The new system will be far more intelligent and sophisticated, not to mention environmentally friendly, than the club’s existing irrigation system which, after years of repairs, has lasted more than double its anticipated lifespan at the time of its installation 40 years ago.
Boasting a built-in rain sensor which knows how much rain has fallen, the new system will provide a much more efficient delivery and even distribution of irrigation to all the areas that need it, helping the management of the tees, greens and approaches.
The system is computer controlled (and can also be operated via a mobile app), enabling the operator to go through each sprinkler and tell it how much water to deliver. The quantities can be changed on a rolling basis and there are 150 different delivery options available.

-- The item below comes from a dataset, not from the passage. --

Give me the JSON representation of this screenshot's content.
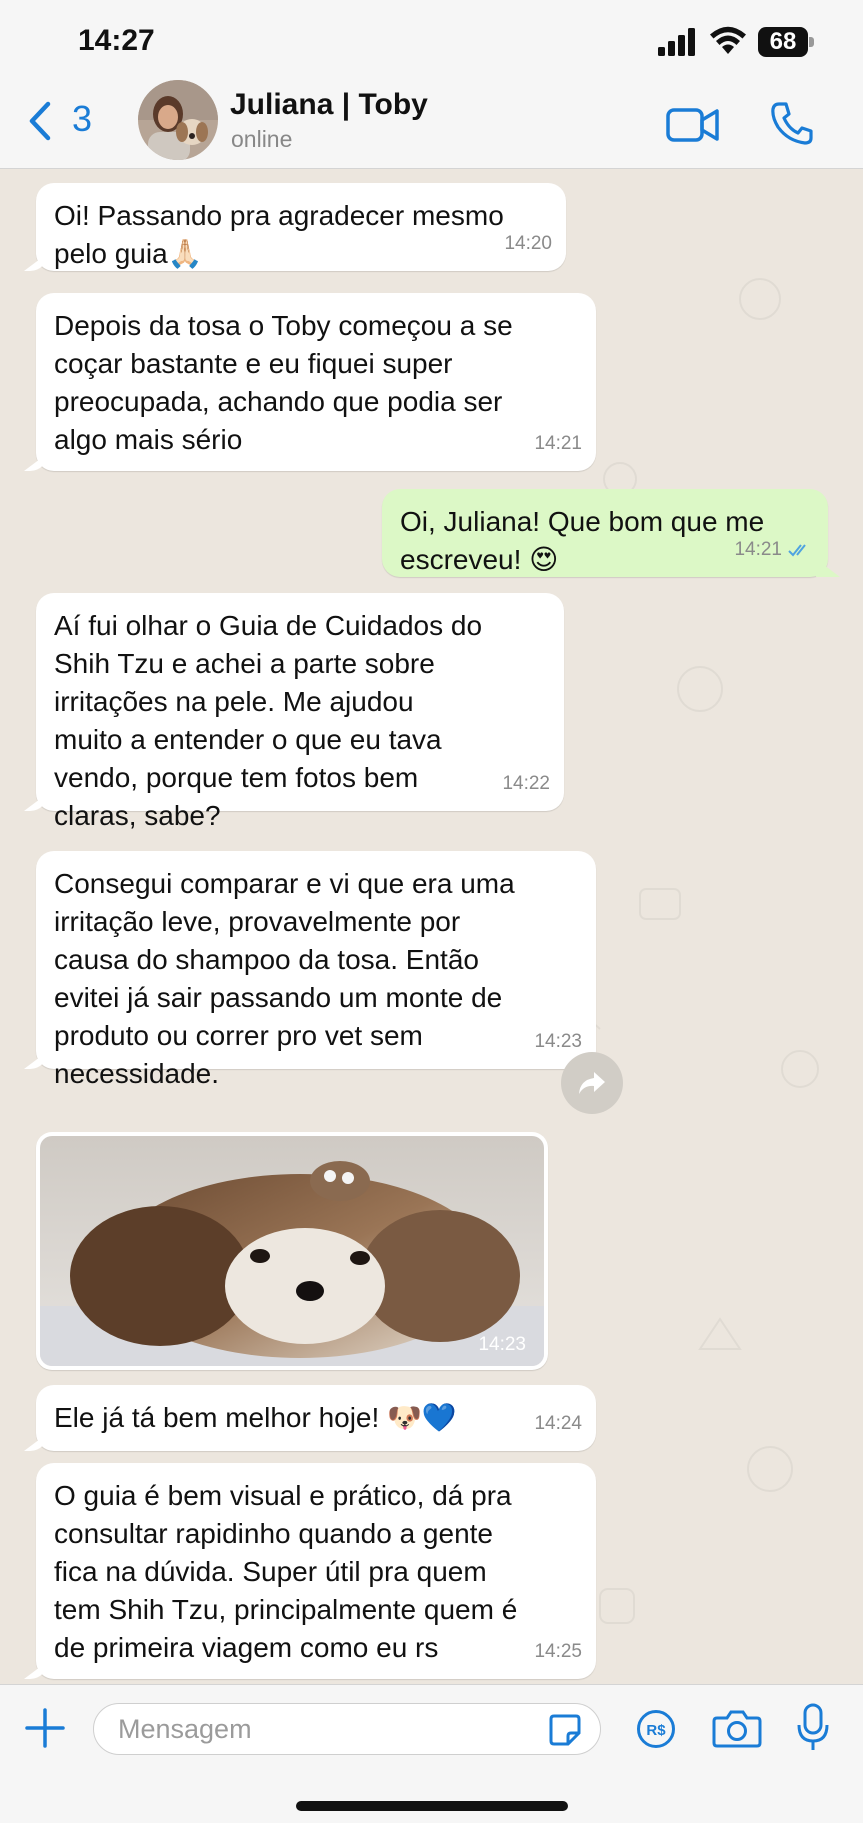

As well as improving the condition of the course, the new system will be far better from an ecological standpoint.
The club will be putting in 150% more sprinklers, but may even use less water than it currently does because it will irrigate in a more efficient and intelligent way. It will allow less chemicals and fertilisers to be used too.
On top of that, bird boxes are already in place, a wild flower planting scheme has been introduced and two ‘bug hotels’ - neatly-constructed creations made up of waste materials which will allow bugs to thrive - will be created.
“We’re trying to be as environmentally conscious as we can be while looking after 120 acres of the local area,” said Moran, who added that the club is still receiving membership applications even at times of the year when you wouldn’t generally expect to.
“Across the board the whole club is in a good position. We continue to improve and invest; we’re standing still and becoming complacent. We want to make sure we keep improving the facilities.
“The last few years we’ve done underground drainage to help with the wetter areas of the course and this is the next phase of the board’s vision to try and achieve the best they can for the golf club and get all-year-round golf.”
Work on the new irrigation system is expected to be completed by the end of February.